Disability can develop at any point during an individual’s lifetime and have varying impacts. As such, state agencies may want to consider ensuring that service delivery is relevant for individuals of all ages, is inclusive of all types of disabilities and maximizes the strengths and abilities of the individual. States may also want to consider providing a centralized systems navigation process so that people with disabilities and their families have a place to ask questions and get answers about rights, responsibilities, services and supports.

Successful disability policy embraces the “nothing about us without us” principle. Individuals with disabilities, alongside families, advocates and champions from agencies, education, business and communities, may want to consider engaging throughout the policymaking process at all levels. This includes increasing the actual participation of people with disabilities at the highest levels of state government.

People with disabilities are underutilized in our workforce and frequently experience social and economic disadvantage. There is strong rationale for including people with disabilities in public policy efforts targeting other under-represented groups like veterans, women and minorities.

People with disabilities have valuable and unique contributions to make.
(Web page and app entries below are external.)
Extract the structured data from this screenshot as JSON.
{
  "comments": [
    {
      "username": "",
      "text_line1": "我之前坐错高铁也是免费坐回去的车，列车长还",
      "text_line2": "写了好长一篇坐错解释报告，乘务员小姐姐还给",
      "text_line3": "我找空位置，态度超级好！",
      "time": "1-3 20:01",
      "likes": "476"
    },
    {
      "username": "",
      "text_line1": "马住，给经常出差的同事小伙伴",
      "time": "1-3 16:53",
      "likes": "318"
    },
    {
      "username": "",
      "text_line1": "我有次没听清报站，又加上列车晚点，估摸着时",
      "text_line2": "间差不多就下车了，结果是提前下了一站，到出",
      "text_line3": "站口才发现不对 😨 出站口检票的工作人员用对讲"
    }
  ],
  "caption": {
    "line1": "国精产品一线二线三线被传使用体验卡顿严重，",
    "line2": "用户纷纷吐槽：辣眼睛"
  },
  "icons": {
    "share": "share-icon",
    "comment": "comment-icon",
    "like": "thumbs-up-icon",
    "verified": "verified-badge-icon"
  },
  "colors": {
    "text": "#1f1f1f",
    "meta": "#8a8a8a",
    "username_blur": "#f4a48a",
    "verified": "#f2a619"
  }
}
State disability employment initiatives have the best chance at success when employers are motivated to hire people with disabilities, not because they have to or because it’s the right thing to do, but because they recognize that disability inclusion helps boost the bottom line through increased innovation, creativity and productivity.


State policymakers may want to consider:

Leading by example

Ensuring that state agencies become model employers and using state financial resources to support model employers in the private sector. This includes requiring state contractors to proactively employ people with disabilities, offering financial incentives to businesses to hire people with disabilities and providing ongoing supports to businesses to help them retain employees who may acquire disabilities.

Including universal design principles

seeking to ensure accessibility and usability to the greatest extent possible for all people, in the earliest development phases of all state government policies, programs and practices, rather than retrofitting the policy after the fact.

Adopting robust reporting efforts, including establishing performance goals, metrics for measurement and data collection processes, to help inform policymaking

considering developing strategies to encourage individuals with disabilities to self-identify and voluntarily disclose disability status to employers and service providers.

Increasing coordination and collaboration, including blending and braiding of services and funding across agencies and levels of government

ensuring that competitive integrated employment is the priority or presumed outcome for people with disabilities, including individuals with the most significant disabilities. Policymakers may want to consider adopting policies that eliminate service delivery silos and facilitate cooperation and coordination across all relevant state agencies and systems.

Requiring accountability from the highest levels of government

identifying high-level officials or departments responsible for providing oversight on policy implementation and reporting, as well as addressing, the concerns of people with disabilities

Including external and internal focus on disability awareness, including disability etiquette,

in all state government policies, programs, practices and disability employment initiative

Identifying existing state programs and systems

that can be easily adapted to include people with disabilities

Adopting best practices and lessons learned from similar state initiatives

targeting other underserved populations to inform initiatives for people with disabilities

Extending diversity and inclusion (affirmative action) policies applicable to race, national origin and gender to include disability for state agencies

and businesses contracting with state government

Using existing mentorship models

to connect business champions supporting disability employment with employers interested in beginning disability hiring initiatives